SUPPLIED MATERIAL Start Marker

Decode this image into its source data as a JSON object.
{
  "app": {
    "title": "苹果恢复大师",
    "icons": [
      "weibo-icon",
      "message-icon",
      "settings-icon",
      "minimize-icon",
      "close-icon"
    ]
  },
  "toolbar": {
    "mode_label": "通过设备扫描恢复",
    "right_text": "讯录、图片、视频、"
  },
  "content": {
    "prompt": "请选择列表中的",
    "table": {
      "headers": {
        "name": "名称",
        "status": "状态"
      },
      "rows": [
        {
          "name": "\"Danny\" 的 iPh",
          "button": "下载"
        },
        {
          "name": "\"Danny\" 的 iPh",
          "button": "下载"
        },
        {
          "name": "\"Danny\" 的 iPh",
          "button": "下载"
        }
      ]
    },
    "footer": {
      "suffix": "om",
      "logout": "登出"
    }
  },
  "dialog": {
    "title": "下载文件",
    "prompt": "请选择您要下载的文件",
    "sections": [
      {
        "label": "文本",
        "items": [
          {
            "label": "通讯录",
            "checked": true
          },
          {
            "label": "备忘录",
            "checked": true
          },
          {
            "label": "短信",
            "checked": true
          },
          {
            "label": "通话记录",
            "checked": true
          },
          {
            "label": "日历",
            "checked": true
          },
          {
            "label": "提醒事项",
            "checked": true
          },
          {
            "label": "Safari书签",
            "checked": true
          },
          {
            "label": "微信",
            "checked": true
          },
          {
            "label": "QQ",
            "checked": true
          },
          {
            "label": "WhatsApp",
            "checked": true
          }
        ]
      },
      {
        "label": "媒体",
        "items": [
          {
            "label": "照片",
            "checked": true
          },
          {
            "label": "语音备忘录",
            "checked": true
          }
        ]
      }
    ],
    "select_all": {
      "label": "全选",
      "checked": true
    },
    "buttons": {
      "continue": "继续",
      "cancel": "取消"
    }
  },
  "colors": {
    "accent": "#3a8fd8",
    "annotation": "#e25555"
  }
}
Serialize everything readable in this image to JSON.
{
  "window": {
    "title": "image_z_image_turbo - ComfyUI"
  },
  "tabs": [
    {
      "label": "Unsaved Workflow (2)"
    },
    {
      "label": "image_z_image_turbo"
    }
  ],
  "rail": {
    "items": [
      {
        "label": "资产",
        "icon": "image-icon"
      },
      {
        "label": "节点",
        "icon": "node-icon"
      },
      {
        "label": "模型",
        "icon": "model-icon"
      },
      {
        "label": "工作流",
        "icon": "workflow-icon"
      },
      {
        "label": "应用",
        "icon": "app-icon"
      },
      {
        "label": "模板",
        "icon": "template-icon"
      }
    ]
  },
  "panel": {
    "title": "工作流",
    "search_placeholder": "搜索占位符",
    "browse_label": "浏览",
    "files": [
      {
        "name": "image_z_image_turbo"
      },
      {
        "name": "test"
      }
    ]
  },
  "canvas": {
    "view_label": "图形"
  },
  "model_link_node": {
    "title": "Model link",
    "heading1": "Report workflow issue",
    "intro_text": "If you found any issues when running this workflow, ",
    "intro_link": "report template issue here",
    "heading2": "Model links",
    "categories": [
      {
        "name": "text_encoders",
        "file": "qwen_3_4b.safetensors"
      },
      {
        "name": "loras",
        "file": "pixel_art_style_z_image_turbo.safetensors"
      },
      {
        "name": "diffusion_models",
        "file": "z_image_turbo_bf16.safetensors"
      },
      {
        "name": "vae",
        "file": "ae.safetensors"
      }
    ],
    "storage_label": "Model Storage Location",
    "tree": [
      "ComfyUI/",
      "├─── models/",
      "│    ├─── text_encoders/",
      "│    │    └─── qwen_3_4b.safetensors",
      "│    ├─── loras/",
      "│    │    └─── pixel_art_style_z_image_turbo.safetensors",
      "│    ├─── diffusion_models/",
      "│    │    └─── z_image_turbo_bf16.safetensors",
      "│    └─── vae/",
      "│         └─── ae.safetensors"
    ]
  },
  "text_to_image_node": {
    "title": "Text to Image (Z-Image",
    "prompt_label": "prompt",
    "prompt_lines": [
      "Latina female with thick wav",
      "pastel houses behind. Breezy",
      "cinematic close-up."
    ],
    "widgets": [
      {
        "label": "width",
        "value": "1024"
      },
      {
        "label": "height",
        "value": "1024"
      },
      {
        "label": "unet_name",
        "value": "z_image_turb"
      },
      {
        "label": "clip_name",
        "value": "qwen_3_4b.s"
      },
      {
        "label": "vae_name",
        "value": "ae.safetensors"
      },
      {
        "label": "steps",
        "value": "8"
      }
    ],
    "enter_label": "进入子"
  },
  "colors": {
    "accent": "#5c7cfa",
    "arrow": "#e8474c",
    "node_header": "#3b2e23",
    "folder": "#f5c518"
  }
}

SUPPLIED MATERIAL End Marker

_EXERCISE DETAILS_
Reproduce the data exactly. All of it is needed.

_WRITTEN REPLY_
Decode this image into its source data as a JSON object.
{
  "app": {
    "title": "苹果恢复大师",
    "icons": [
      "weibo-icon",
      "message-icon",
      "settings-icon",
      "minimize-icon",
      "close-icon"
    ]
  },
  "toolbar": {
    "mode_label": "通过设备扫描恢复",
    "right_text": "讯录、图片、视频、"
  },
  "content": {
    "prompt": "请选择列表中的",
    "table": {
      "headers": {
        "name": "名称",
        "status": "状态"
      },
      "rows": [
        {
          "name": "\"Danny\" 的 iPh",
          "button": "下载"
        },
        {
          "name": "\"Danny\" 的 iPh",
          "button": "下载"
        },
        {
          "name": "\"Danny\" 的 iPh",
          "button": "下载"
        }
      ]
    },
    "footer": {
      "suffix": "om",
      "logout": "登出"
    }
  },
  "dialog": {
    "title": "下载文件",
    "prompt": "请选择您要下载的文件",
    "sections": [
      {
        "label": "文本",
        "items": [
          {
            "label": "通讯录",
            "checked": true
          },
          {
            "label": "备忘录",
            "checked": true
          },
          {
            "label": "短信",
            "checked": true
          },
          {
            "label": "通话记录",
            "checked": true
          },
          {
            "label": "日历",
            "checked": true
          },
          {
            "label": "提醒事项",
            "checked": true
          },
          {
            "label": "Safari书签",
            "checked": true
          },
          {
            "label": "微信",
            "checked": true
          },
          {
            "label": "QQ",
            "checked": true
          },
          {
            "label": "WhatsApp",
            "checked": true
          }
        ]
      },
      {
        "label": "媒体",
        "items": [
          {
            "label": "照片",
            "checked": true
          },
          {
            "label": "语音备忘录",
            "checked": true
          }
        ]
      }
    ],
    "select_all": {
      "label": "全选",
      "checked": true
    },
    "buttons": {
      "continue": "继续",
      "cancel": "取消"
    }
  },
  "colors": {
    "accent": "#3a8fd8",
    "annotation": "#e25555"
  }
}
Serialize everything readable in this image to JSON.
{
  "window": {
    "title": "image_z_image_turbo - ComfyUI"
  },
  "tabs": [
    {
      "label": "Unsaved Workflow (2)"
    },
    {
      "label": "image_z_image_turbo"
    }
  ],
  "rail": {
    "items": [
      {
        "label": "资产",
        "icon": "image-icon"
      },
      {
        "label": "节点",
        "icon": "node-icon"
      },
      {
        "label": "模型",
        "icon": "model-icon"
      },
      {
        "label": "工作流",
        "icon": "workflow-icon"
      },
      {
        "label": "应用",
        "icon": "app-icon"
      },
      {
        "label": "模板",
        "icon": "template-icon"
      }
    ]
  },
  "panel": {
    "title": "工作流",
    "search_placeholder": "搜索占位符",
    "browse_label": "浏览",
    "files": [
      {
        "name": "image_z_image_turbo"
      },
      {
        "name": "test"
      }
    ]
  },
  "canvas": {
    "view_label": "图形"
  },
  "model_link_node": {
    "title": "Model link",
    "heading1": "Report workflow issue",
    "intro_text": "If you found any issues when running this workflow, ",
    "intro_link": "report template issue here",
    "heading2": "Model links",
    "categories": [
      {
        "name": "text_encoders",
        "file": "qwen_3_4b.safetensors"
      },
      {
        "name": "loras",
        "file": "pixel_art_style_z_image_turbo.safetensors"
      },
      {
        "name": "diffusion_models",
        "file": "z_image_turbo_bf16.safetensors"
      },
      {
        "name": "vae",
        "file": "ae.safetensors"
      }
    ],
    "storage_label": "Model Storage Location",
    "tree": [
      "ComfyUI/",
      "├─── models/",
      "│    ├─── text_encoders/",
      "│    │    └─── qwen_3_4b.safetensors",
      "│    ├─── loras/",
      "│    │    └─── pixel_art_style_z_image_turbo.safetensors",
      "│    ├─── diffusion_models/",
      "│    │    └─── z_image_turbo_bf16.safetensors",
      "│    └─── vae/",
      "│         └─── ae.safetensors"
    ]
  },
  "text_to_image_node": {
    "title": "Text to Image (Z-Image",
    "prompt_label": "prompt",
    "prompt_lines": [
      "Latina female with thick wav",
      "pastel houses behind. Breezy",
      "cinematic close-up."
    ],
    "widgets": [
      {
        "label": "width",
        "value": "1024"
      },
      {
        "label": "height",
        "value": "1024"
      },
      {
        "label": "unet_name",
        "value": "z_image_turb"
      },
      {
        "label": "clip_name",
        "value": "qwen_3_4b.s"
      },
      {
        "label": "vae_name",
        "value": "ae.safetensors"
      },
      {
        "label": "steps",
        "value": "8"
      }
    ],
    "enter_label": "进入子"
  },
  "colors": {
    "accent": "#5c7cfa",
    "arrow": "#e8474c",
    "node_header": "#3b2e23",
    "folder": "#f5c518"
  }
}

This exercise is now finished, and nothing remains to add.